Credit insurance is insurance that is sold in conjunction with a credit obligation or loan. If you lose your job or become unable to work due to some type of disability -- and these events prevent you from making the necessary loan payments -- credit insurance protects the lender from your inability to repay the loan by making payments to the lender on your behalf.
There are four main types of credit insurance:
The are a number of factors — including the amount of the loan or debt, the type of credit and the type of policy — that might impact the cost of a credit insurance policy. Companies will generally charge premiums by either using a single premium method or a monthly outstanding balance method.
The insurance premium is calculated at the time of the loan, and often added to the amount of the loan. This means that the borrower is responsible for the entire premium at the time the policy is purchased. In turn, the monthly loan payment would increase because the original loan amount now includes both the original loan amount and the insurance premium.
This method is generally used for credit cards, revolving home equity loans or similar debts. There are two subcategories to consider for this type of charge:
The payment of the insurance claim will vary, depending on the situation:
It is against the law for a lender to deceptively include credit insurance in your loan without your knowledge or permission. Before you sign any loan papers, ask the lender whether the loan includes any charges for voluntary credit insurance.

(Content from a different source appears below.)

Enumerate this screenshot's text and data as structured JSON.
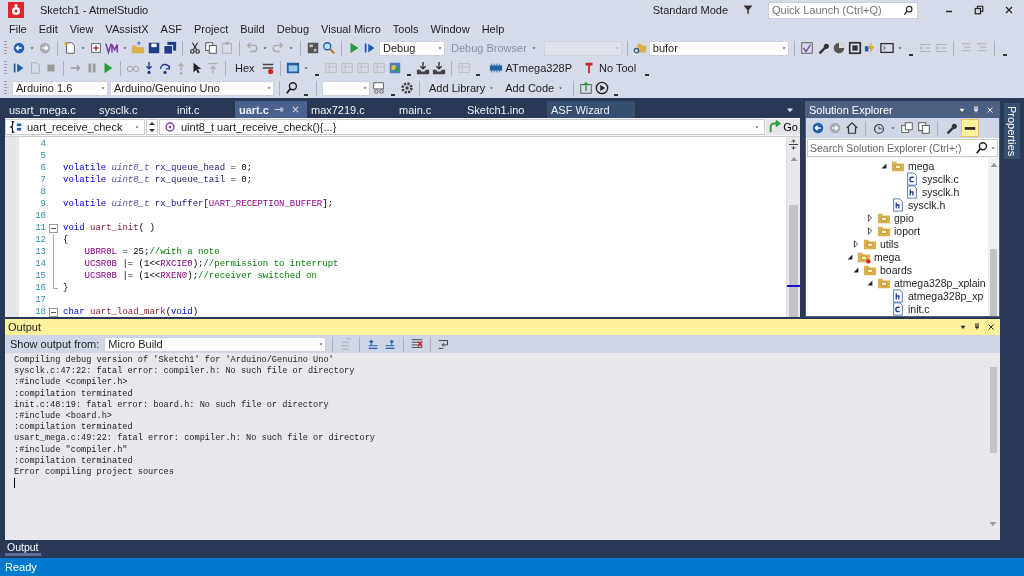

With the exception of private mortgage insurance (PMI), lenders cannot deny you credit if you do not buy optional credit insurance. PMI is extra insurance that lenders require from most homebuyers with less than a 20 percent down payment on the purchase of a home.
If a lender tells you that you will only get the loan if you buy the optional credit insurance, report the lender to your state insurance department and find another lender. Go to www.naic.org/state_web_map.htm for a link to your state insurance department’s Web site.

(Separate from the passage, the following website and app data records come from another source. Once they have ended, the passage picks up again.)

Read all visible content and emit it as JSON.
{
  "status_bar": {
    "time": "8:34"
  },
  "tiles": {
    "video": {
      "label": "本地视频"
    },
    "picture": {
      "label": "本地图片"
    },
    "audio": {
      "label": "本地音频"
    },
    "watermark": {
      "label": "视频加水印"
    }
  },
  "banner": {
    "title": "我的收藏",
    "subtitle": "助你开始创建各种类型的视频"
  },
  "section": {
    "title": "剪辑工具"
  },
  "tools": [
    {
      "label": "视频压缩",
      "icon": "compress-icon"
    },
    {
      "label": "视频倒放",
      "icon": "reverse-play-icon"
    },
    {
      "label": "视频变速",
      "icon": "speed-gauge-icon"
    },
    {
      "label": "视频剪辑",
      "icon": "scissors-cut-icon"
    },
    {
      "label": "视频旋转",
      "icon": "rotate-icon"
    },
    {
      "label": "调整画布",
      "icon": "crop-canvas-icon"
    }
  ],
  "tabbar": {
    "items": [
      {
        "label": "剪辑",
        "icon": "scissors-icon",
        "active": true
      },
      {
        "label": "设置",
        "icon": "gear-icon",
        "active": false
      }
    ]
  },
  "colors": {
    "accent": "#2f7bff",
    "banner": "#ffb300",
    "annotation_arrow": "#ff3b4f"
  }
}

Before deciding to buy credit insurance from a lender, think about your needs, your options and the rates you are able to pay.
Consider these questions before signing the application:
Watch for aggressive sales tactics and make sure you understand all of the documents you sign. If you have any questions about the coverage or the company selling the coverage, contact your state insurance department.
Before purchasing credit insurance, check to see what a traditional term life insurance or disability insurance policy would cost. You might decide it is less expensive to purchase traditional life insurance or disability insurance rather than purchasing credit insurance.